Medici: Masters of Florence, Season One (2017)
Reviewer: Charity Bishop
Even though this series has good production values, a decent cast, and focuses on a rarely explored period, it misses the spark necessary for truly memorable drama.
The Medici family patriarch, Giovanni (Dustin Hoffman) is dead, leaving his eldest son, Cosimo (Richard Madden), to manage the Medici banks and discover the true identity of the individual responsible. Giovanni's death leaves the Medicis vulnurable, for it enables their enemies to make drastic moves against them in the Florentine Council. While Cosimo and Lorenzo (Stuart Martin) take drastic steps to ensure an alliance with Rome, Cosimo's wife Contessina (Annabel Scholey) works to regain favor among their Florentine friends, as well as to promote the interests of her eldest son.
Flash back a decade, to Giovanni's trip abroad to form a banking alliance.
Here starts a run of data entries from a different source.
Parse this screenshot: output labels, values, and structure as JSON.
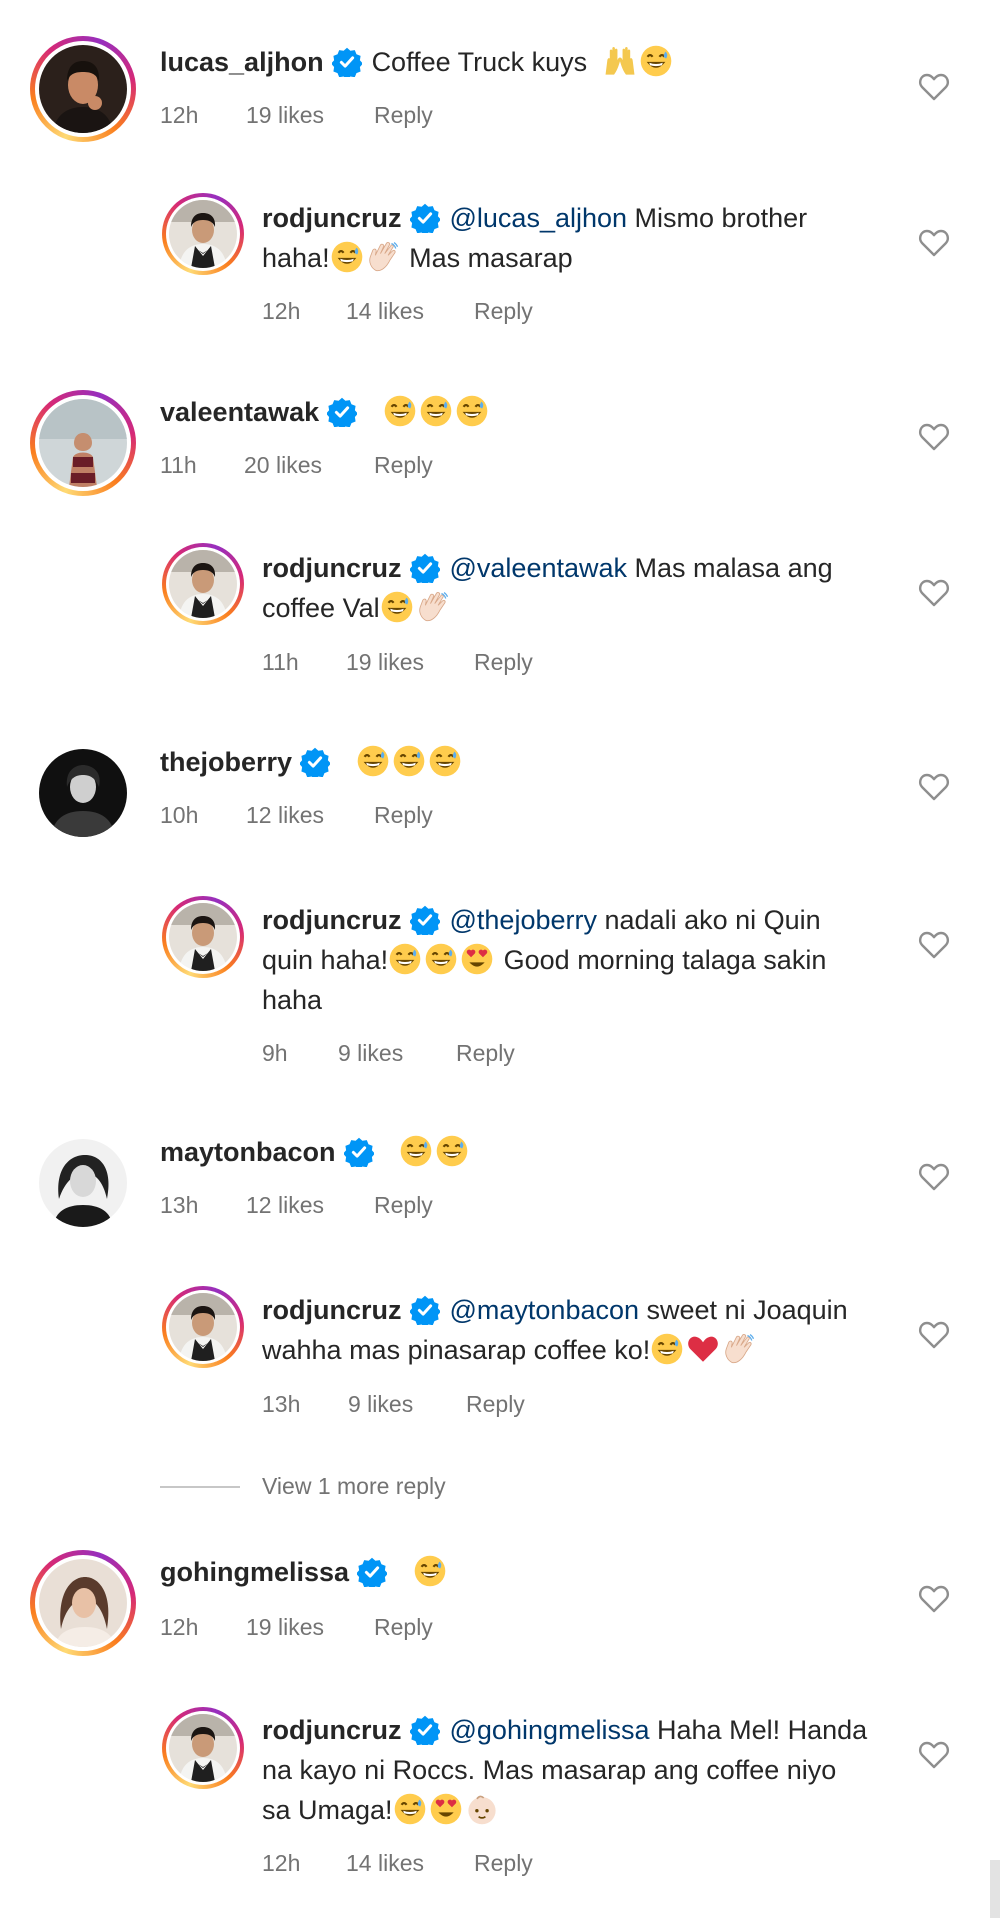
{
  "comments": [
    {
      "username": "lucas_aljhon",
      "text": "Coffee Truck kuys",
      "emojis": [
        "raised-hands-emoji",
        "grinning-sweat-emoji"
      ],
      "time": "12h",
      "likes": "19 likes",
      "reply": "Reply",
      "avatar_colors": [
        "#3a2a22",
        "#c98a66"
      ]
    },
    {
      "username": "rodjuncruz",
      "mention": "@lucas_aljhon",
      "text_line1": "Mismo brother",
      "text_line2_before": "haha!",
      "emojis_mid": [
        "grinning-sweat-emoji",
        "waving-hand-emoji"
      ],
      "text_line2_after": "Mas masarap",
      "time": "12h",
      "likes": "14 likes",
      "reply": "Reply"
    },
    {
      "username": "valeentawak",
      "emojis": [
        "grinning-sweat-emoji",
        "grinning-sweat-emoji",
        "grinning-sweat-emoji"
      ],
      "time": "11h",
      "likes": "20 likes",
      "reply": "Reply"
    },
    {
      "username": "rodjuncruz",
      "mention": "@valeentawak",
      "text_line1": "Mas malasa ang",
      "text_line2_before": "coffee Val",
      "emojis_mid": [
        "grinning-sweat-emoji",
        "waving-hand-emoji"
      ],
      "time": "11h",
      "likes": "19 likes",
      "reply": "Reply"
    },
    {
      "username": "thejoberry",
      "emojis": [
        "grinning-sweat-emoji",
        "grinning-sweat-emoji",
        "grinning-sweat-emoji"
      ],
      "time": "10h",
      "likes": "12 likes",
      "reply": "Reply"
    },
    {
      "username": "rodjuncruz",
      "mention": "@thejoberry",
      "text_line1": "nadali ako ni Quin",
      "text_line2_before": "quin haha!",
      "emojis_mid": [
        "grinning-sweat-emoji",
        "grinning-sweat-emoji",
        "heart-eyes-emoji"
      ],
      "text_line2_after": "Good morning talaga sakin",
      "text_line3": "haha",
      "time": "9h",
      "likes": "9 likes",
      "reply": "Reply"
    },
    {
      "username": "maytonbacon",
      "emojis": [
        "grinning-sweat-emoji",
        "grinning-sweat-emoji"
      ],
      "time": "13h",
      "likes": "12 likes",
      "reply": "Reply"
    },
    {
      "username": "rodjuncruz",
      "mention": "@maytonbacon",
      "text_line1": "sweet ni Joaquin",
      "text_line2_before": "wahha mas pinasarap coffee ko!",
      "emojis_mid": [
        "grinning-sweat-emoji",
        "red-heart-emoji",
        "waving-hand-emoji"
      ],
      "time": "13h",
      "likes": "9 likes",
      "reply": "Reply"
    },
    {
      "username": "gohingmelissa",
      "emojis": [
        "grinning-sweat-emoji"
      ],
      "time": "12h",
      "likes": "19 likes",
      "reply": "Reply"
    },
    {
      "username": "rodjuncruz",
      "mention": "@gohingmelissa",
      "text_line1": "Haha Mel! Handa",
      "text_line2_before": "na kayo ni Roccs. Mas masarap ang coffee niyo",
      "text_line3": "sa Umaga!",
      "emojis_end": [
        "grinning-sweat-emoji",
        "heart-eyes-emoji",
        "baby-emoji"
      ],
      "time": "12h",
      "likes": "14 likes",
      "reply": "Reply"
    }
  ],
  "view_more_reply": "View 1 more reply",
  "colors": {
    "verified": "#0095f6",
    "mention": "#00376b",
    "meta": "#737373"
  }
}
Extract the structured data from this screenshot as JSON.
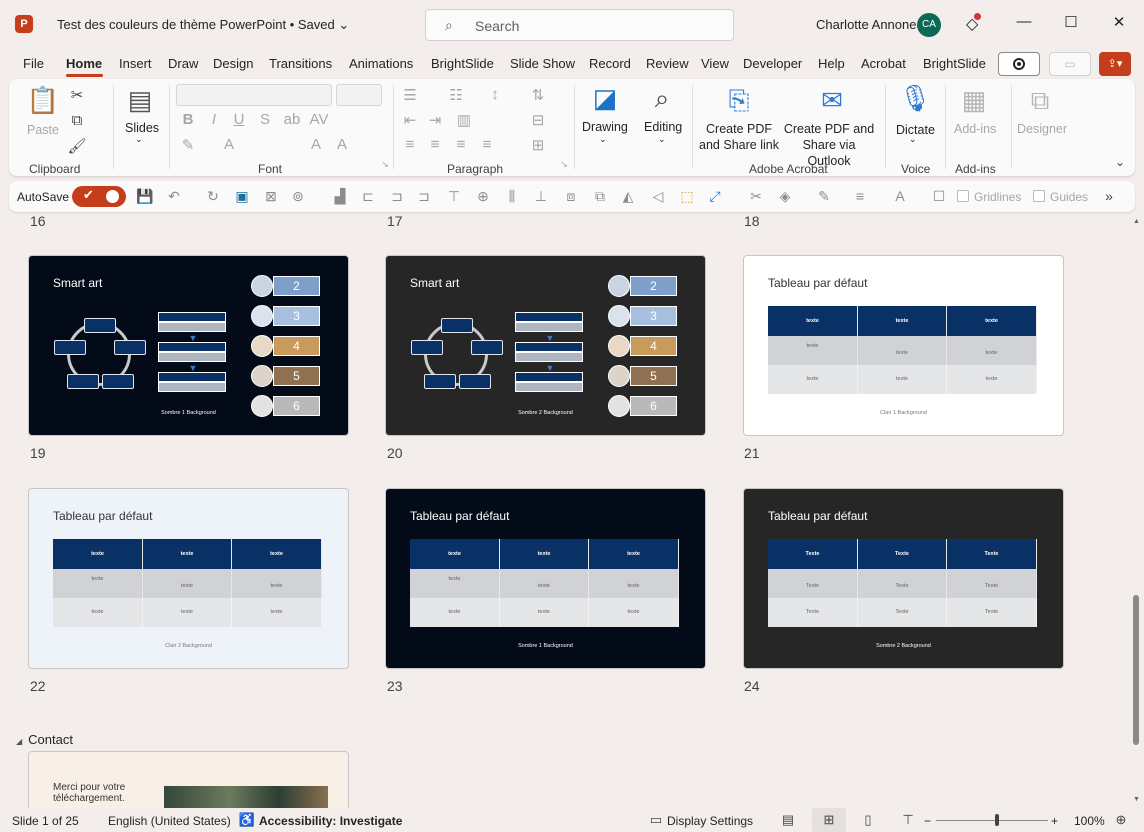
{
  "titlebar": {
    "app_logo": "P",
    "doc_title": "Test des couleurs de thème PowerPoint",
    "saved_status": "Saved",
    "search_placeholder": "Search",
    "user_name": "Charlotte Annone",
    "user_initials": "CA",
    "premium_icon": "diamond-icon"
  },
  "menu": [
    "File",
    "Home",
    "Insert",
    "Draw",
    "Design",
    "Transitions",
    "Animations",
    "BrightSlide",
    "Slide Show",
    "Record",
    "Review",
    "View",
    "Developer",
    "Help",
    "Acrobat",
    "BrightSlide"
  ],
  "ribbon": {
    "clipboard": {
      "paste": "Paste",
      "label": "Clipboard"
    },
    "slides": {
      "label": "Slides"
    },
    "font": {
      "label": "Font"
    },
    "paragraph": {
      "label": "Paragraph"
    },
    "drawing": {
      "label": "Drawing"
    },
    "editing": {
      "label": "Editing"
    },
    "acrobat": {
      "create_share_link": "Create PDF and Share link",
      "create_share_outlook": "Create PDF and Share via Outlook",
      "label": "Adobe Acrobat"
    },
    "voice": {
      "dictate": "Dictate",
      "label": "Voice"
    },
    "addins": {
      "addins": "Add-ins",
      "label": "Add-ins"
    },
    "designer": {
      "label": "Designer"
    }
  },
  "qat": {
    "autosave": "AutoSave",
    "gridlines": "Gridlines",
    "guides": "Guides"
  },
  "slides": {
    "top_numbers": [
      "16",
      "17",
      "18"
    ],
    "row1": [
      {
        "num": "19",
        "title": "Smart art",
        "footer": "Sombre 1 Background",
        "levels": [
          "2",
          "3",
          "4",
          "5",
          "6"
        ]
      },
      {
        "num": "20",
        "title": "Smart art",
        "footer": "Sombre 2 Background",
        "levels": [
          "2",
          "3",
          "4",
          "5",
          "6"
        ]
      },
      {
        "num": "21",
        "title": "Tableau par défaut",
        "footer": "Clair 1 Background",
        "cell": "texte"
      }
    ],
    "row2": [
      {
        "num": "22",
        "title": "Tableau par défaut",
        "footer": "Clair 2 Background",
        "cell": "texte"
      },
      {
        "num": "23",
        "title": "Tableau par défaut",
        "footer": "Sombre 1 Background",
        "cell": "texte"
      },
      {
        "num": "24",
        "title": "Tableau par défaut",
        "footer": "Sombre 2 Background",
        "cell": "Texte"
      }
    ],
    "section_name": "Contact",
    "contact_text": "Merci pour votre téléchargement."
  },
  "status": {
    "slide_count": "Slide 1 of 25",
    "language": "English (United States)",
    "accessibility": "Accessibility: Investigate",
    "display_settings": "Display Settings",
    "zoom": "100%"
  },
  "colors": {
    "accent": "#c43e1c",
    "navy": "#0a3166",
    "level_2": "#7d9fc9",
    "level_3": "#a8c0e0",
    "level_4": "#c89b5d",
    "level_5": "#8f7152",
    "level_6": "#b9b9b9"
  }
}
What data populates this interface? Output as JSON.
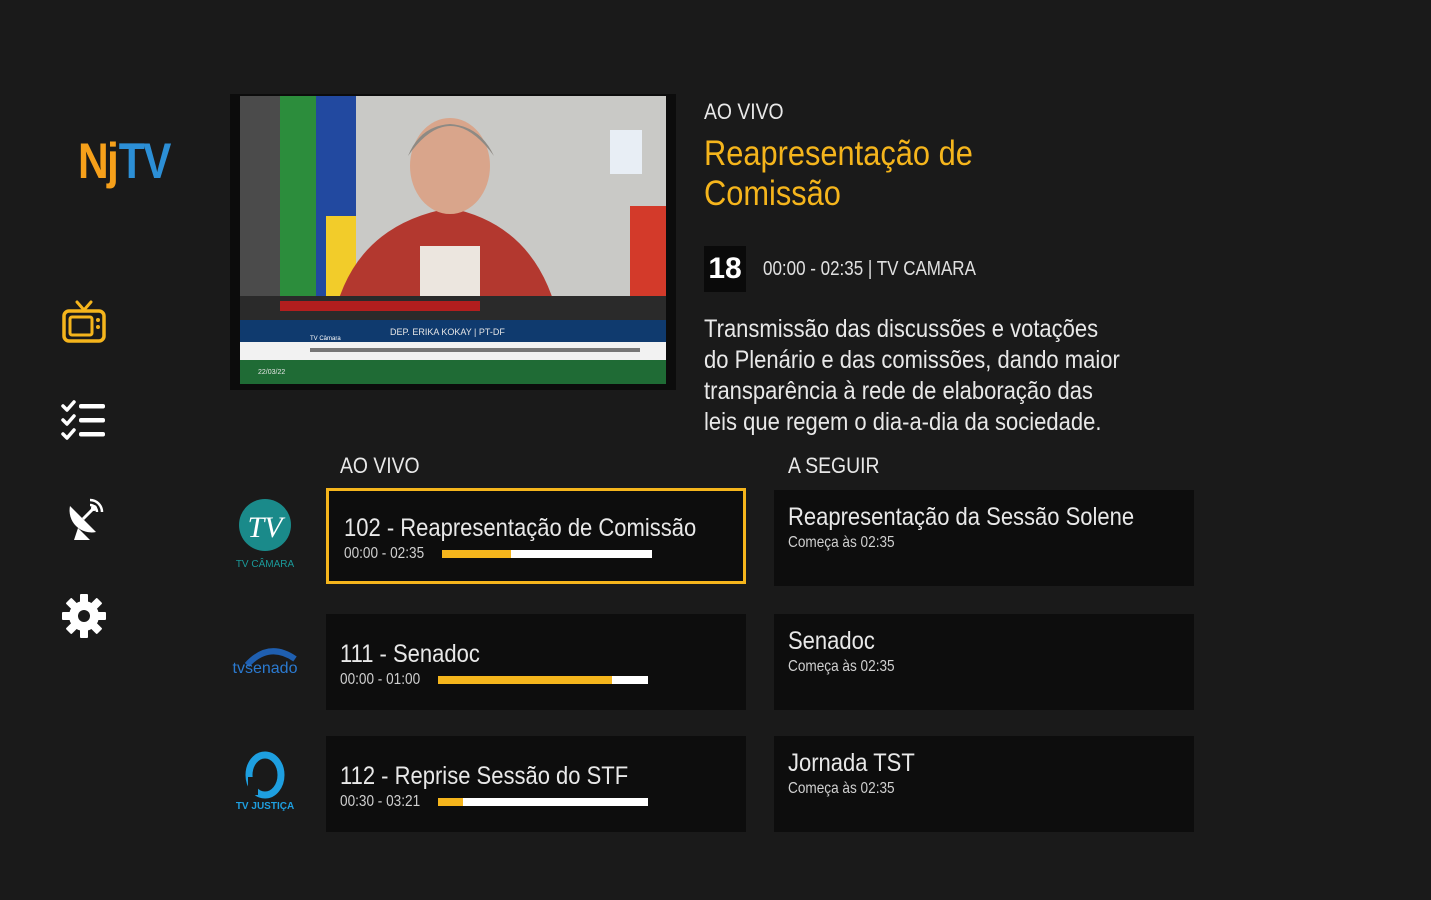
{
  "logo": {
    "part1": "Nj",
    "part2": "TV"
  },
  "nav": [
    {
      "name": "tv",
      "active": true
    },
    {
      "name": "list"
    },
    {
      "name": "satellite"
    },
    {
      "name": "settings"
    }
  ],
  "colors": {
    "accent": "#f5b51c",
    "background": "#1a1a1a",
    "card": "#0d0d0d",
    "logo_orange": "#f6a01a",
    "logo_blue": "#2c8fd6"
  },
  "preview": {
    "lower_third_name": "DEP. ERIKA KOKAY | PT-DF",
    "lower_third_left": "TV Câmara",
    "lower_third_date": "22/03/22"
  },
  "info": {
    "live_label": "AO VIVO",
    "title": "Reapresentação de Comissão",
    "day": "18",
    "time_channel": "00:00 - 02:35 | TV CAMARA",
    "description": "Transmissão das discussões e votações do Plenário e das comissões, dando maior transparência à rede de elaboração das leis que regem o dia-a-dia da sociedade."
  },
  "schedule": {
    "live_header": "AO VIVO",
    "next_header": "A SEGUIR",
    "rows": [
      {
        "channel_logo": "TV CÂMARA",
        "live": {
          "title": "102 - Reapresentação de Comissão",
          "time": "00:00 - 02:35",
          "progress": 0.33
        },
        "next": {
          "title": "Reapresentação da Sessão Solene",
          "sub": "Começa às 02:35"
        }
      },
      {
        "channel_logo": "tvsenado",
        "live": {
          "title": "111 - Senadoc",
          "time": "00:00 - 01:00",
          "progress": 0.83
        },
        "next": {
          "title": "Senadoc",
          "sub": "Começa às 02:35"
        }
      },
      {
        "channel_logo": "TV JUSTIÇA",
        "live": {
          "title": "112 - Reprise Sessão do STF",
          "time": "00:30 - 03:21",
          "progress": 0.12
        },
        "next": {
          "title": "Jornada TST",
          "sub": "Começa às 02:35"
        }
      }
    ]
  }
}
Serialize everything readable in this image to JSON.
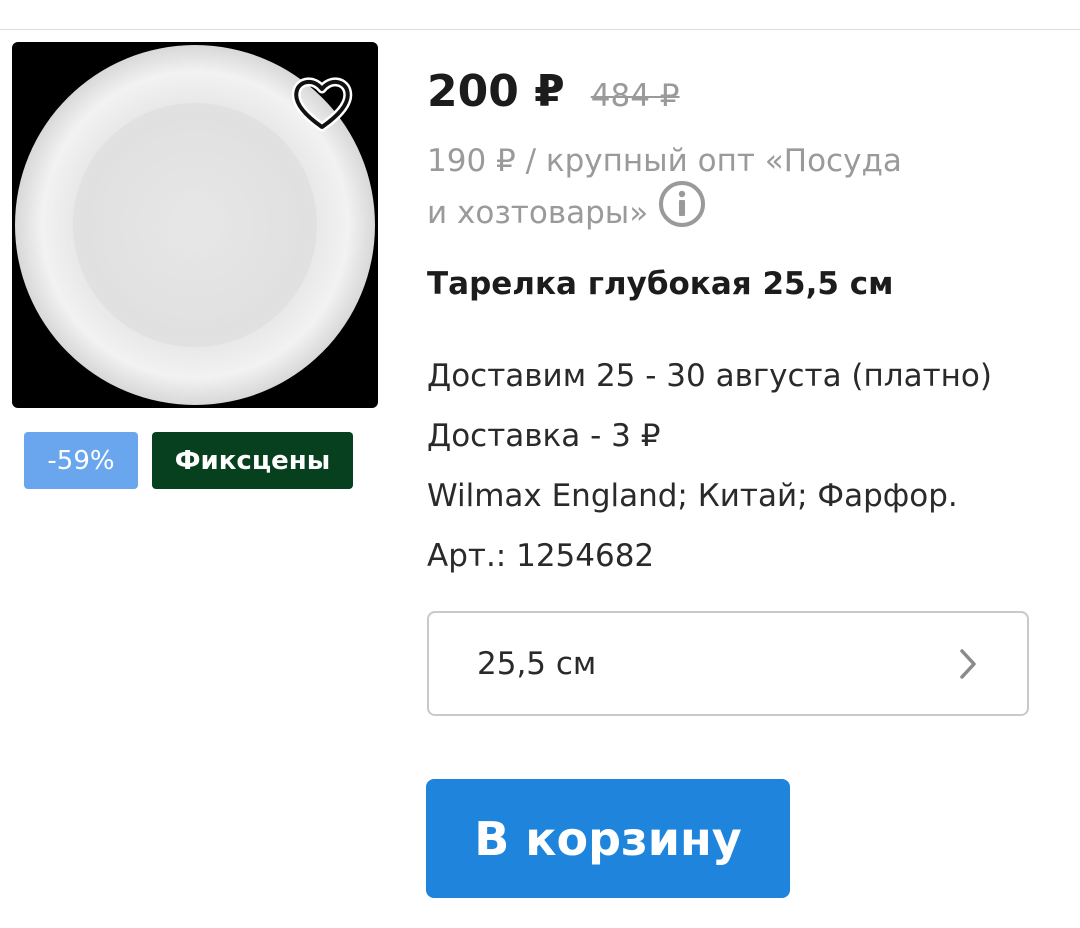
{
  "product": {
    "price_current": "200 ₽",
    "price_old": "484 ₽",
    "wholesale_line1": "190 ₽ / крупный опт «Посуда",
    "wholesale_line2": "и хозтовары»",
    "title": "Тарелка глубокая 25,5 см",
    "delivery_date": "Доставим 25 - 30 августа (платно)",
    "delivery_cost": "Доставка - 3 ₽",
    "brand_info": "Wilmax England; Китай; Фарфор.",
    "article": "Арт.: 1254682"
  },
  "badges": {
    "discount": "-59%",
    "fixed_price": "Фиксцены"
  },
  "size_select": {
    "value": "25,5 см"
  },
  "cart_button": {
    "label": "В корзину"
  },
  "icons": {
    "favorite": "heart-icon",
    "info": "info-icon",
    "chevron": "chevron-right-icon"
  },
  "colors": {
    "cart_button": "#1e84dc",
    "discount_badge": "#6aa6ee",
    "fixed_price_badge": "#07401f",
    "muted_text": "#9a9a9a"
  }
}
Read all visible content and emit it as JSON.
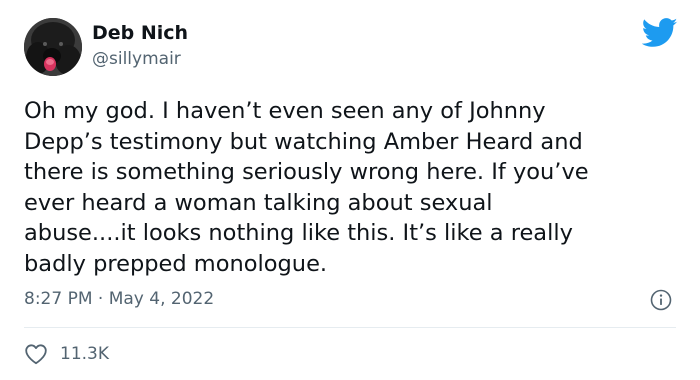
{
  "author": {
    "display_name": "Deb Nich",
    "handle": "@sillymair",
    "avatar_icon": "dog-avatar"
  },
  "brand": {
    "icon": "twitter-bird-icon",
    "color": "#1d9bf0"
  },
  "tweet": {
    "text": "Oh my god. I haven’t even seen any of Johnny\nDepp’s testimony but watching Amber Heard and\nthere is something seriously wrong here. If you’ve\never heard a woman talking about sexual\nabuse....it looks nothing like this. It’s like a really\nbadly prepped monologue.",
    "timestamp": "8:27 PM · May 4, 2022"
  },
  "engagement": {
    "likes": "11.3K",
    "like_icon": "heart-icon",
    "info_icon": "info-icon"
  },
  "colors": {
    "text_primary": "#0f1419",
    "text_secondary": "#536471",
    "divider": "#e6ecf0"
  }
}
Cosimo pursues the life of an artist, desiring the freedom it entails, as well as falls in love... but destiny pulls him elsewhere.
The Medicis have seen a recent surge in public interest, with various members of the family over different decades turning up in costume dramas; for anyone familiar with Florence's history, this series is fun, because you're bound to recognize most of the major players' names (since the same several families fought one another in political circles for centuries). The history is sometimes creative, the mystery of who murdered Giovanni an over-reaching arc as they explore the family's banishment, financial advancements, attacks of the plague, political betrayal, and marital troubles (eventually, we do find out the truth).
Since it's such a great topic, the series should work better than it does -- and maybe it will, for other viewers; I found some episodes very engaging and others less so, with the standout character being Contessina, a woman of deep emotional intensity, often hurt by her husband's indifference, but intelligent and able to win others to his side. One episode sharply contrasts their different moral approaches, when each faces sexual temptation while separated; one remains faithful, the other does not. It explores themes of artistic advancement during the period, slavery and female ownership, and touches on church corruption. Yet, for me, despite the costumes (inaccurate but attractive) it isn't that memorable.
A half dozen graphic sex scenes, some of them involving nudity; adulterous encounters; several instances of full-frontal female nudity; all the leading ladies bare their breasts before the end; two men are discovered in bed together; out-of-wedlock pregnancy.
Occasional profanities and abuses of deity.
A man dies of poisoning; others are stabbed through the chest; mob violence; sometimes bloody or grisley.
Church politics reveal the corruption and immorality of the present Pope.